The judgment is affirmed. Sandra Sisco is to pay the costs of Cosgrove, Michelizzi, Schwabacher, Ward & Bianchi and Frank G. Michelizzi on appeal.
1. We have taken judicial notice of the annuity.
2. The annuity contract provided in relevant part: “In this policy, the words ‘you’ and ‘your’ refer to the owner of the policy. As the owner, you have all rights of ownership in this policy while the Annuitant is living. These rights include the right to receive the payments or to name one or more payees to receive these payments. To [exercise] these rights, you do not need the consent of any successor owner or beneficiary.” “While the Annuitant is living, you can change a beneficiary in a notice you sign which gives us the facts that we need.”
3. According to mother's brief on appeal, father was successful in this claim.
4. This provision was previously codified at Civil Code former section 33.
5. This provision was previously codified at Civil Code former section 202.
6. Thus, the settlement agreement provision allowing son to effect a change in beneficiary by writing New York Life Insurance and Annuity Corporation would only have been effective after son reached majority.
7. Even if son had received the entire settlement fund rather than structured settlement payments, he was not legally capable before majority of bequeathing it solely to mother in the event of his death.
8. The California Uniform Transfers to Minors Act does not apply to a tort settlement in excess of $10,000. (Prob.Code, § 3907, subd. (c); Cal. Law Revision Com. com., West's Ann. Prob.Code, § 3907, p. 134.)
9. This section has since been amended to also allow for the establishment of a special needs trust or deposit of the funds with the county treasurer.
10. Mother mistakenly relies on Probate Code section 3602, subdivision (c)(1), which allows a guardian of the estate to petition for deposit of the funds in a single-premium deferred annuity subject to withdrawal upon court authorization. As there was no guardian of the estate in this case, the parallel provision in Probate Code section 3611, subdivision (b) applies.
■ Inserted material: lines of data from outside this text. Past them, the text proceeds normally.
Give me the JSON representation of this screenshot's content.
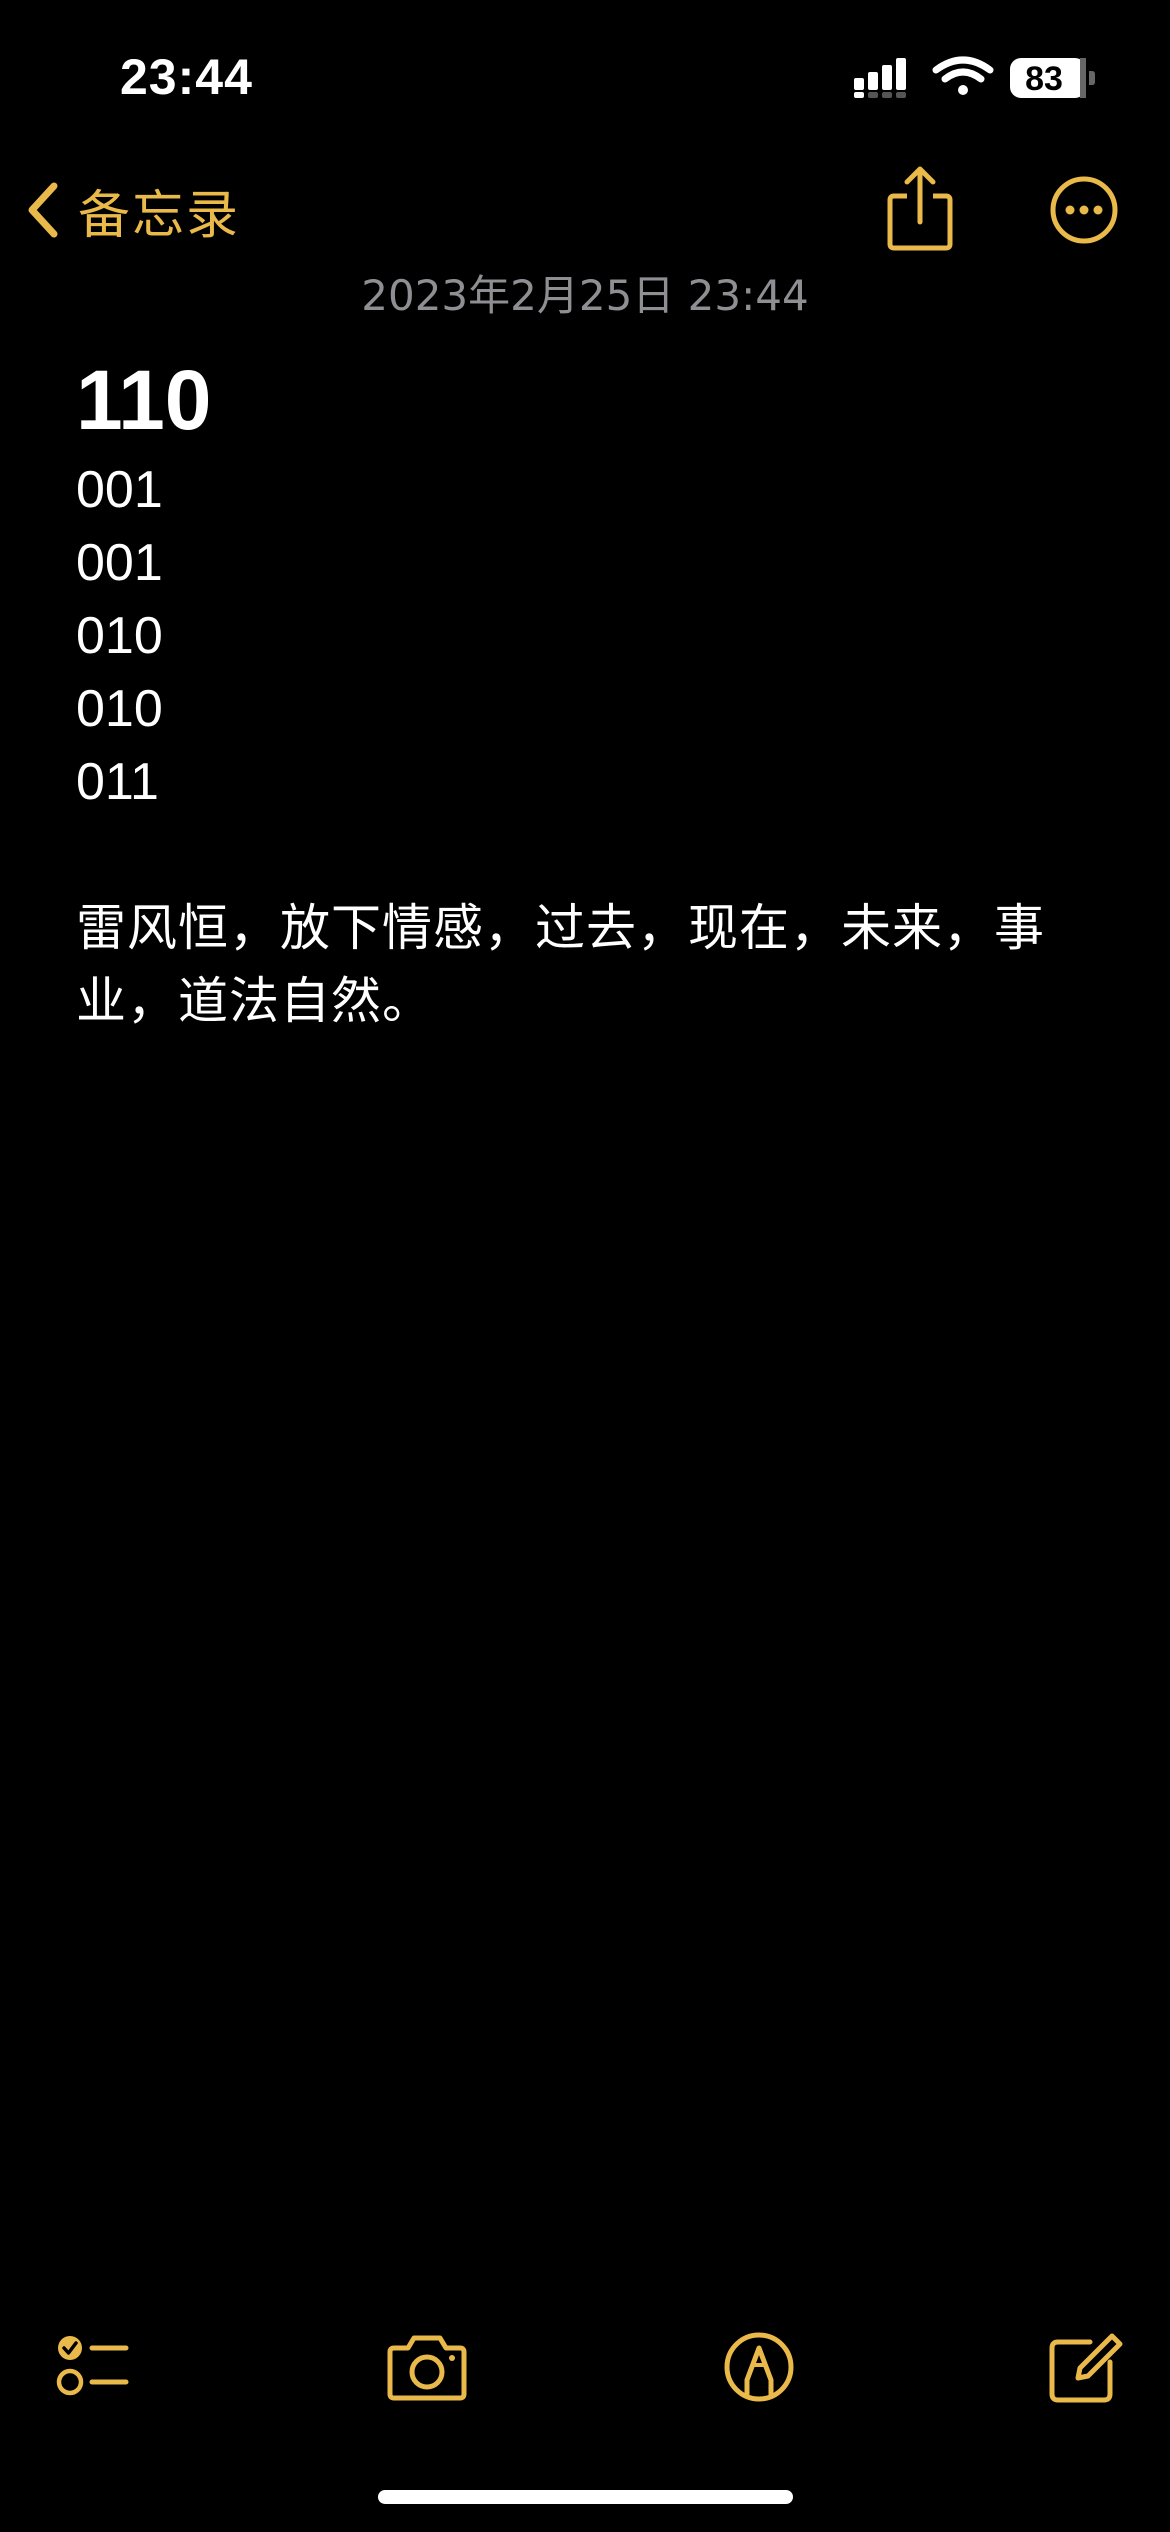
{
  "colors": {
    "accent": "#E9B949",
    "background": "#000000",
    "text": "#FFFFFF",
    "secondary_text": "#8E8E93"
  },
  "status_bar": {
    "time": "23:44",
    "battery_percent": "83",
    "icons": [
      "signal-icon",
      "wifi-icon",
      "battery-icon"
    ]
  },
  "nav": {
    "back_label": "备忘录",
    "icons": [
      "chevron-left-icon",
      "share-icon",
      "more-icon"
    ]
  },
  "note": {
    "date": "2023年2月25日 23:44",
    "title": "110",
    "lines": [
      "001",
      "001",
      "010",
      "010",
      "011"
    ],
    "paragraph_line1": "雷风恒，放下情感，过去，现在，未来，事",
    "paragraph_line2": "业，道法自然。"
  },
  "toolbar": {
    "icons": [
      "checklist-icon",
      "camera-icon",
      "markup-icon",
      "compose-icon"
    ]
  }
}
GRIGNON, Associate Justice.
TURNER, P.J., and GODOY PEREZ, J., concur.